held that the husband is holding wife to threat. Thus, we ba

hold that such demands are made in connection with marriage. There is sufficient and ample evidence on om

record to establish that as the demand was not satisfied the appellants had ill-treated the deceased and there was dowry death. The accused/appellant had committed B

offence punishable under section 304-B, Indian Penal Code. Conviction of appellants-accused under section 498- A of the Indian Penal Code also does not call for interference.

::: Downloaded on – 27/08/2013 21:03:03 ::: 29 Appeal 311 & 395 of 1998 rt



38) Criminal Appeal No.311 of 1998 is dismissed. 39) Criminal Appeal No.395 of 1998 is partly C

allowed. The impugned judgment and order of acquittal of original accused No.1 – Ramkishan Digambar Jadhav for h

an offence punishable under section 302, Indian Penal ig

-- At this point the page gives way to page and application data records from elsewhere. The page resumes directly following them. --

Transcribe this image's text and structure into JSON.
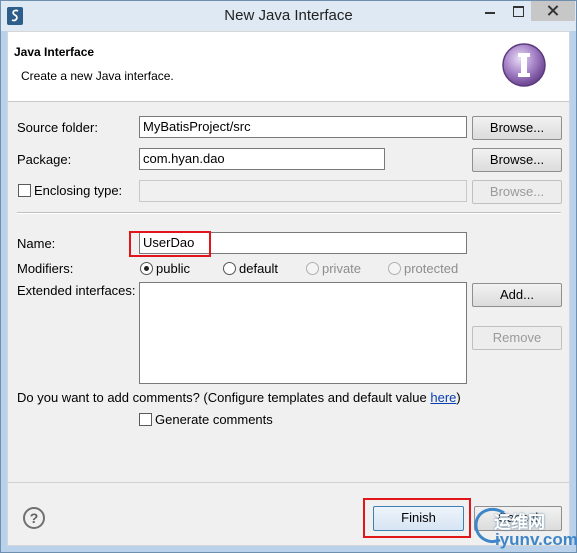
{
  "window": {
    "title": "New Java Interface"
  },
  "banner": {
    "title": "Java Interface",
    "description": "Create a new Java interface."
  },
  "source_folder": {
    "label": "Source folder:",
    "value": "MyBatisProject/src",
    "browse_label": "Browse..."
  },
  "package": {
    "label": "Package:",
    "value": "com.hyan.dao",
    "browse_label": "Browse..."
  },
  "enclosing_type": {
    "label": "Enclosing type:",
    "value": "",
    "checked": false,
    "browse_label": "Browse..."
  },
  "name": {
    "label": "Name:",
    "value": "UserDao"
  },
  "modifiers": {
    "label": "Modifiers:",
    "options": [
      {
        "label": "public",
        "selected": true,
        "enabled": true
      },
      {
        "label": "default",
        "selected": false,
        "enabled": true
      },
      {
        "label": "private",
        "selected": false,
        "enabled": false
      },
      {
        "label": "protected",
        "selected": false,
        "enabled": false
      }
    ]
  },
  "extended_interfaces": {
    "label": "Extended interfaces:",
    "add_label": "Add...",
    "remove_label": "Remove",
    "items": []
  },
  "comments": {
    "question": "Do you want to add comments? (Configure templates and default value ",
    "link": "here",
    "question_end": ")",
    "generate_label": "Generate comments",
    "generate_checked": false
  },
  "footer": {
    "help_glyph": "?",
    "finish_label": "Finish",
    "cancel_label": "Cancel"
  },
  "watermark": {
    "chinese": "运维网",
    "url": "iyunv.com"
  },
  "colors": {
    "highlight_box": "#e0161b",
    "link": "#0a3fb0",
    "finish_border": "#3c7fb1"
  }
}
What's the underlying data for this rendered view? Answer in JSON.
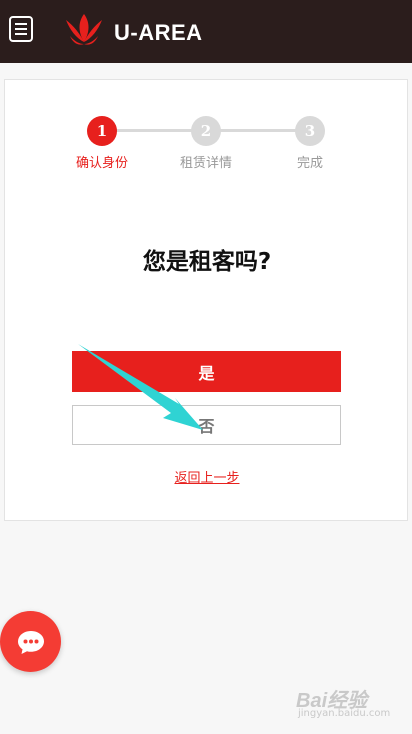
{
  "header": {
    "logo_text": "U-AREA",
    "menu_icon": "hamburger-icon",
    "logo_icon": "lotus-logo-icon",
    "background_color": "#2b1d1c"
  },
  "stepper": {
    "steps": [
      {
        "number": "1",
        "label": "确认身份",
        "active": true
      },
      {
        "number": "2",
        "label": "租赁详情",
        "active": false
      },
      {
        "number": "3",
        "label": "完成",
        "active": false
      }
    ],
    "active_color": "#e7201d",
    "inactive_color": "#d9d9d9"
  },
  "question": "您是租客吗?",
  "buttons": {
    "yes_label": "是",
    "no_label": "否"
  },
  "back_link": "返回上一步",
  "chat": {
    "icon": "chat-bubble-icon",
    "color": "#f43c34"
  },
  "watermark": {
    "main": "Bai经验",
    "sub": "jingyan.baidu.com"
  },
  "annotation": {
    "icon": "arrow-pointer-icon",
    "color": "#2fd3d3"
  }
}
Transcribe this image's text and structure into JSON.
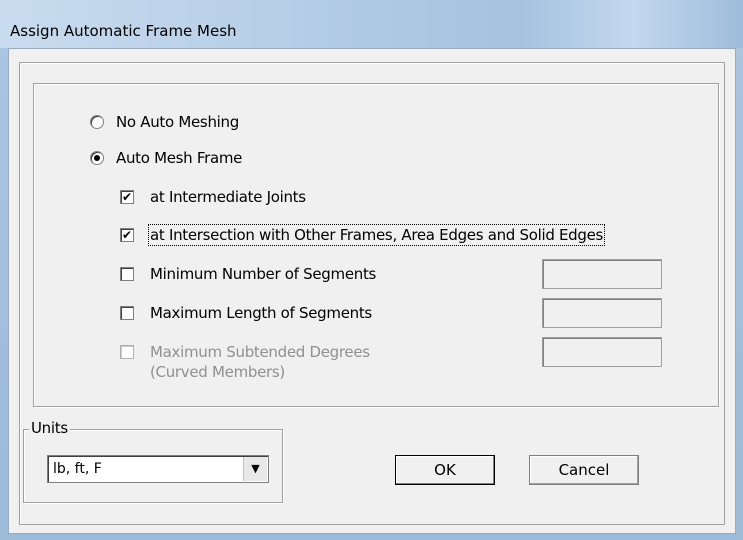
{
  "window": {
    "title": "Assign Automatic Frame Mesh"
  },
  "mesh_options": {
    "no_auto_meshing": {
      "label": "No Auto Meshing",
      "selected": false
    },
    "auto_mesh_frame": {
      "label": "Auto Mesh Frame",
      "selected": true
    }
  },
  "sub_options": [
    {
      "label": "at Intermediate Joints",
      "checked": true,
      "enabled": true
    },
    {
      "label": "at Intersection with Other Frames,  Area Edges and Solid Edges",
      "checked": true,
      "enabled": true
    },
    {
      "label": "Minimum Number of Segments",
      "checked": false,
      "enabled": true,
      "value": ""
    },
    {
      "label": "Maximum Length of Segments",
      "checked": false,
      "enabled": true,
      "value": ""
    },
    {
      "label": "Maximum Subtended Degrees",
      "sublabel": "(Curved Members)",
      "checked": false,
      "enabled": false,
      "value": ""
    }
  ],
  "units": {
    "legend": "Units",
    "selected": "lb, ft, F"
  },
  "buttons": {
    "ok": "OK",
    "cancel": "Cancel"
  },
  "icons": {
    "check": "✔",
    "dropdown": "▼"
  }
}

Code, is quashed and set aside. He is convicted for an H

offence punishable under section 302 Indian Penal Code and is sentenced to suffer imprisonment for life and to pay fine of Rs.5,000/- (five thousand only), in default, to suffer y

rigorous imprisonment for one month. The order of ba

sentences awarded against original accused No.1 Ramkishan Digambar Jadhav shall run concurrently. The om

appeal of the State as regards respondent Nos.2 to 6 stands dismissed. The bail bonds of the accused stand B


Sd/- Sd/- (A.I.S. CHEEMA, J.) (NARESH H PATIL, J.) rsl

::: Downloaded on – 27/08/2013 21:03:03 ::: 30 Appeal 311 & 395 of 1998 40) After pronouncement of the judgment, the rt

learned counsel Shri. Bora, for the appellants seeks six ou

weeks’ time to surrender. The learned Additional Public Prosecutor has opposed the request. C

41) We grant six weeks’ time to the convicted persons to surrender.












::: Downloaded on – 27/08/2013 21:03:03 :::

Leave a Reply

Your email address will not be published. Required fields are marked *

Copyright © 2020 SC and HC Judgments Online at MyNation

Free Legal Help, Just WhatsApp Away

MyNation HELP line

We are Not Lawyers, but No Lawyer will give you Advice like We do

Please read Group Rules – CLICK HERE, If You agree then Please Register CLICK HERE and after registration  JOIN WELCOME GROUP HERE

We handle Women Centric biased laws like False Sectioin 498A IPC, Domestic Violence(DV ACT), Divorce, Maintenance, Alimony, Child Custody, HMA 24, 125 CrPc, 307, 312, 313, 323, 354, 376, 377, 406, 420, 497, 506, 509; TEP, RTI and many more…

MyNation FoundationMyNation FoundationMyNation Foundation